Turning t-shirt making into a profitable business

Turning+t-shirt+making+into+a+profitable+business

Emily Kruse

Caffes shows off one t-shirt he designed.

Taylor Kenyon, staff writer

In an effort to raise money to buy a new bike, junior Levi Caffes has been using his silk-screening skills to make and sell unique graphic t-shirts to fellow students. He aspires to start a company with his uncle called True Images.

Growing up in South Minneapolis, Caffes drew inspiration for his designs from the environment around him including graffiti and old buildings. Biking, another hobby Caffes enjoys, has begun to inspire his newest designs. “Jeff from Bike Jerks has been a big inspiration for me when it comes to biking shirts,” said Caffes.

Caffes worked out a deal with Ms. Main––paying a few dollars in exchange for use of the art department’s silk screening supplies––to kick-start his newfound interest in graphic t-shirts. He immediately began to wear his own designs, and soon many of his friends gained interest. “I just started making and wearing my own stuff and people started asking if I could make them one,” said Caffes.

Since the beginning, Caffes has made more than 50 shirts for both himself and his customers. The popularity of his t-shirts gave Caffes the idea to make his hobby into a company. “My favorite t-shirt has a Minneapolis skyline on it with the letters MPLS printed underneath it,” said Caffes.

In the meantime, Caffes looks forward to purchasing his own supplies and the possibility of becoming a published artist in the upcoming publication of Apotheosis, as well as being the owner of a new bike if business continues as planned. “Right now all the proceeds from the shirts are going towards a new bike,” said Caffes.

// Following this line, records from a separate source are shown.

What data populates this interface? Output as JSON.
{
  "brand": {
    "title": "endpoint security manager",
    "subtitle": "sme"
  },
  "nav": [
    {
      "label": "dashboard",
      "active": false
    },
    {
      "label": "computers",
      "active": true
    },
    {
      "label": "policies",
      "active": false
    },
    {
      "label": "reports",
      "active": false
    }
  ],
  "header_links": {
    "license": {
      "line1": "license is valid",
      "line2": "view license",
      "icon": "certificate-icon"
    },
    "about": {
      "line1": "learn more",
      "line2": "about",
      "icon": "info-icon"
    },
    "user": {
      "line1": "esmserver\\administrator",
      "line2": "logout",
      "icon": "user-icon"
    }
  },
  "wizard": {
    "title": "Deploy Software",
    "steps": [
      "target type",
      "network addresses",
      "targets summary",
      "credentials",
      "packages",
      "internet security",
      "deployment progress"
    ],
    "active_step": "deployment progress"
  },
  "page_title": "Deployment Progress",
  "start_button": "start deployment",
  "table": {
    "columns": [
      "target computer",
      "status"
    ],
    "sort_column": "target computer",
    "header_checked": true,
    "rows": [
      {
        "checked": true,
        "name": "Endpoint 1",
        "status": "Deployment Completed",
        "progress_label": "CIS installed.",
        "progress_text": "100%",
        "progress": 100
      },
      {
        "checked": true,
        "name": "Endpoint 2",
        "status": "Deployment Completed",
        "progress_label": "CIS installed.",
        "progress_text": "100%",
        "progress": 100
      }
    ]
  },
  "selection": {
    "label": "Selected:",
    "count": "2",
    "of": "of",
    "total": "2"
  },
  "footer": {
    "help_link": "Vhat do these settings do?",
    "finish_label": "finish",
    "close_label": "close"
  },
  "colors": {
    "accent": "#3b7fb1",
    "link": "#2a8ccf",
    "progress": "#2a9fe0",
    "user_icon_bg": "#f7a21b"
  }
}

Caffes’s passion for design has prompted him to try crafting more than just t-shirts; he will soon try his hand at more practical items for his biker lifestyle. “I’m currently trying to design a pedal strap system for my bike,” said Caffes.